[[ SUPPLIED INFORMATION open ]]

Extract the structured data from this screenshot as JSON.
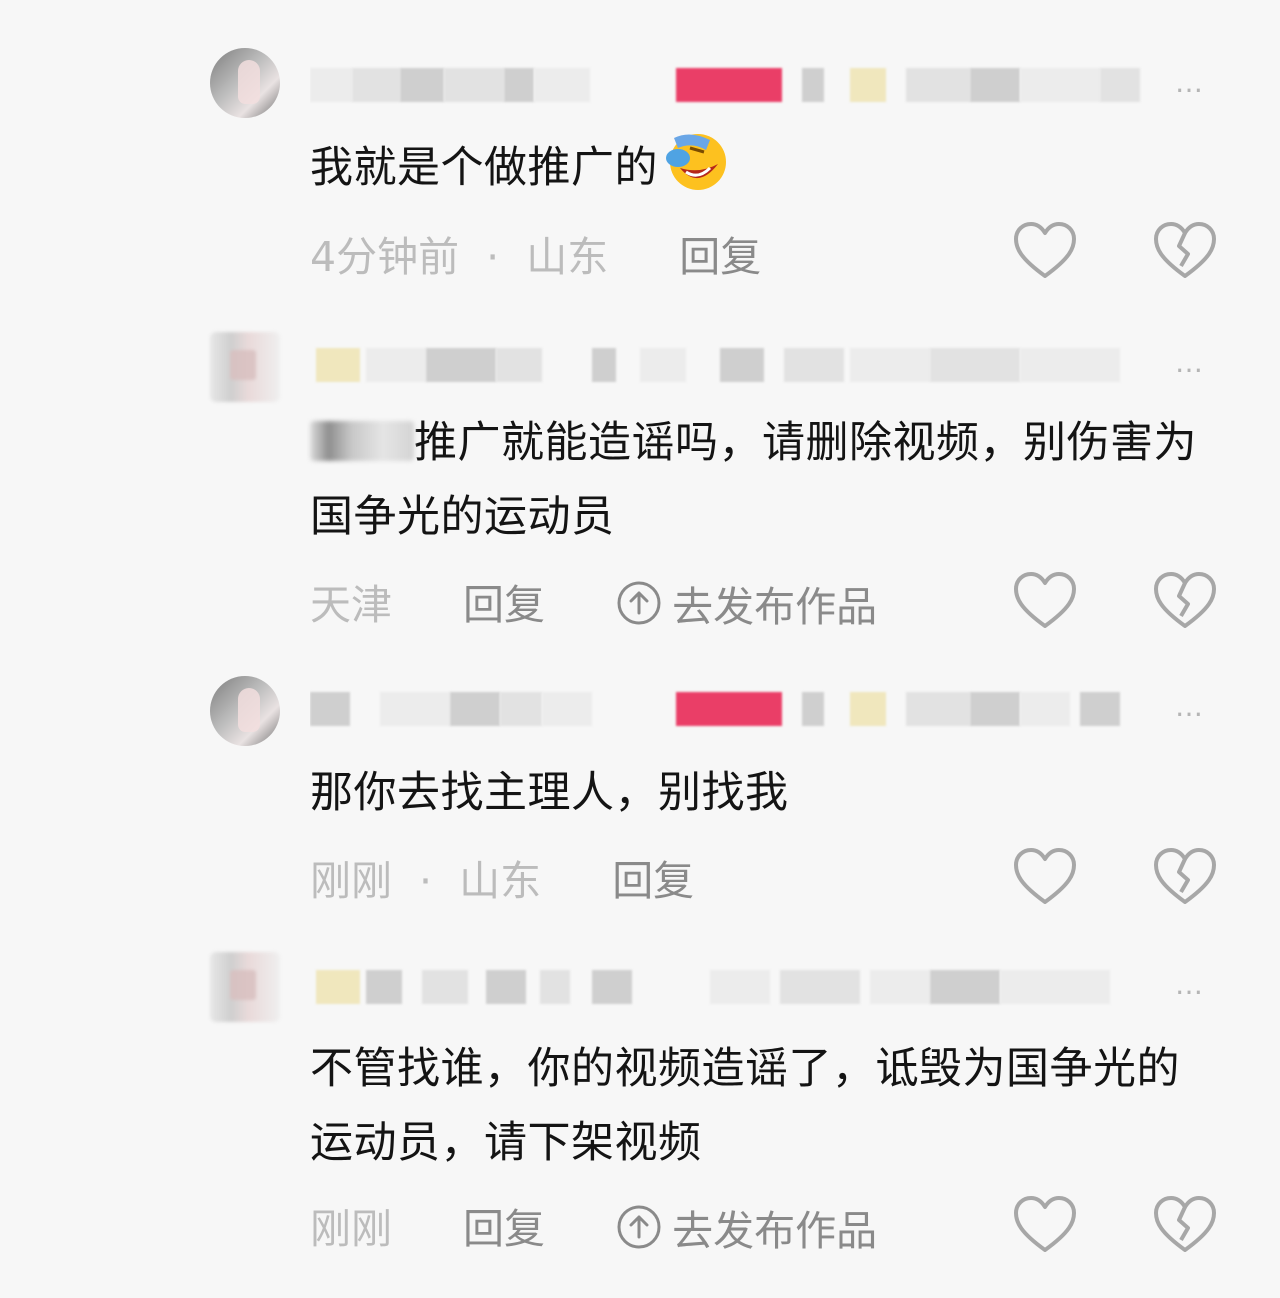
{
  "comments": [
    {
      "text": "我就是个做推广的",
      "emoji": "laughing-tears-emoji",
      "time": "4分钟前",
      "dot": "·",
      "location": "山东",
      "reply_label": "回复"
    },
    {
      "text_prefix_redacted": true,
      "text": "推广就能造谣吗，请删除视频，别伤害为国争光的运动员",
      "location": "天津",
      "reply_label": "回复",
      "publish_label": "去发布作品"
    },
    {
      "text": "那你去找主理人，别找我",
      "time": "刚刚",
      "dot": "·",
      "location": "山东",
      "reply_label": "回复"
    },
    {
      "text": "不管找谁，你的视频造谣了，诋毁为国争光的运动员，请下架视频",
      "time": "刚刚",
      "reply_label": "回复",
      "publish_label": "去发布作品"
    }
  ],
  "ellipsis": "…",
  "colors": {
    "background": "#f7f7f7",
    "text": "#141414",
    "meta": "#bcbcbc",
    "reply": "#8a8a8a",
    "icon_stroke": "#a7a7a7"
  },
  "icons": [
    "like-heart-icon",
    "dislike-broken-heart-icon",
    "publish-upload-icon"
  ]
}
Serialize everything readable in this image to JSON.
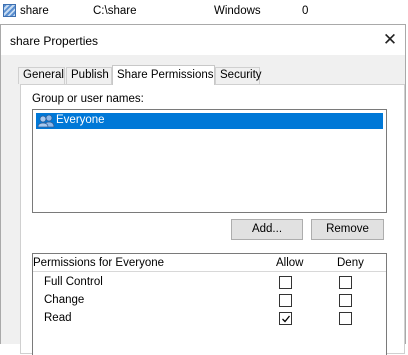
{
  "background_row": {
    "name": "share",
    "path": "C:\\share",
    "type": "Windows",
    "count": "0"
  },
  "dialog": {
    "title": "share Properties",
    "close_glyph": "✕",
    "tabs": [
      {
        "label": "General",
        "active": false
      },
      {
        "label": "Publish",
        "active": false
      },
      {
        "label": "Share Permissions",
        "active": true
      },
      {
        "label": "Security",
        "active": false
      }
    ],
    "group_label": "Group or user names:",
    "users": [
      {
        "name": "Everyone",
        "icon": "users-icon",
        "selected": true
      }
    ],
    "buttons": {
      "add": "Add...",
      "remove": "Remove"
    },
    "permissions": {
      "header": "Permissions for Everyone",
      "allow_label": "Allow",
      "deny_label": "Deny",
      "rows": [
        {
          "name": "Full Control",
          "allow": false,
          "deny": false
        },
        {
          "name": "Change",
          "allow": false,
          "deny": false
        },
        {
          "name": "Read",
          "allow": true,
          "deny": false
        }
      ]
    },
    "colors": {
      "selection": "#0078d7",
      "dialog_bg": "#f0f0f0"
    }
  }
}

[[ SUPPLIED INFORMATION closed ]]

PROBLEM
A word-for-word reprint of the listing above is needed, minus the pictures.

RESULT BELOW
Extract the structured data from this screenshot as JSON.
{
  "comments": [
    {
      "text": "我就是个做推广的",
      "emoji": "laughing-tears-emoji",
      "time": "4分钟前",
      "dot": "·",
      "location": "山东",
      "reply_label": "回复"
    },
    {
      "text_prefix_redacted": true,
      "text": "推广就能造谣吗，请删除视频，别伤害为国争光的运动员",
      "location": "天津",
      "reply_label": "回复",
      "publish_label": "去发布作品"
    },
    {
      "text": "那你去找主理人，别找我",
      "time": "刚刚",
      "dot": "·",
      "location": "山东",
      "reply_label": "回复"
    },
    {
      "text": "不管找谁，你的视频造谣了，诋毁为国争光的运动员，请下架视频",
      "time": "刚刚",
      "reply_label": "回复",
      "publish_label": "去发布作品"
    }
  ],
  "ellipsis": "…",
  "colors": {
    "background": "#f7f7f7",
    "text": "#141414",
    "meta": "#bcbcbc",
    "reply": "#8a8a8a",
    "icon_stroke": "#a7a7a7"
  },
  "icons": [
    "like-heart-icon",
    "dislike-broken-heart-icon",
    "publish-upload-icon"
  ]
}
Serialize everything readable in this image to JSON.
{
  "background_row": {
    "name": "share",
    "path": "C:\\share",
    "type": "Windows",
    "count": "0"
  },
  "dialog": {
    "title": "share Properties",
    "close_glyph": "✕",
    "tabs": [
      {
        "label": "General",
        "active": false
      },
      {
        "label": "Publish",
        "active": false
      },
      {
        "label": "Share Permissions",
        "active": true
      },
      {
        "label": "Security",
        "active": false
      }
    ],
    "group_label": "Group or user names:",
    "users": [
      {
        "name": "Everyone",
        "icon": "users-icon",
        "selected": true
      }
    ],
    "buttons": {
      "add": "Add...",
      "remove": "Remove"
    },
    "permissions": {
      "header": "Permissions for Everyone",
      "allow_label": "Allow",
      "deny_label": "Deny",
      "rows": [
        {
          "name": "Full Control",
          "allow": false,
          "deny": false
        },
        {
          "name": "Change",
          "allow": false,
          "deny": false
        },
        {
          "name": "Read",
          "allow": true,
          "deny": false
        }
      ]
    },
    "colors": {
      "selection": "#0078d7",
      "dialog_bg": "#f0f0f0"
    }
  }
}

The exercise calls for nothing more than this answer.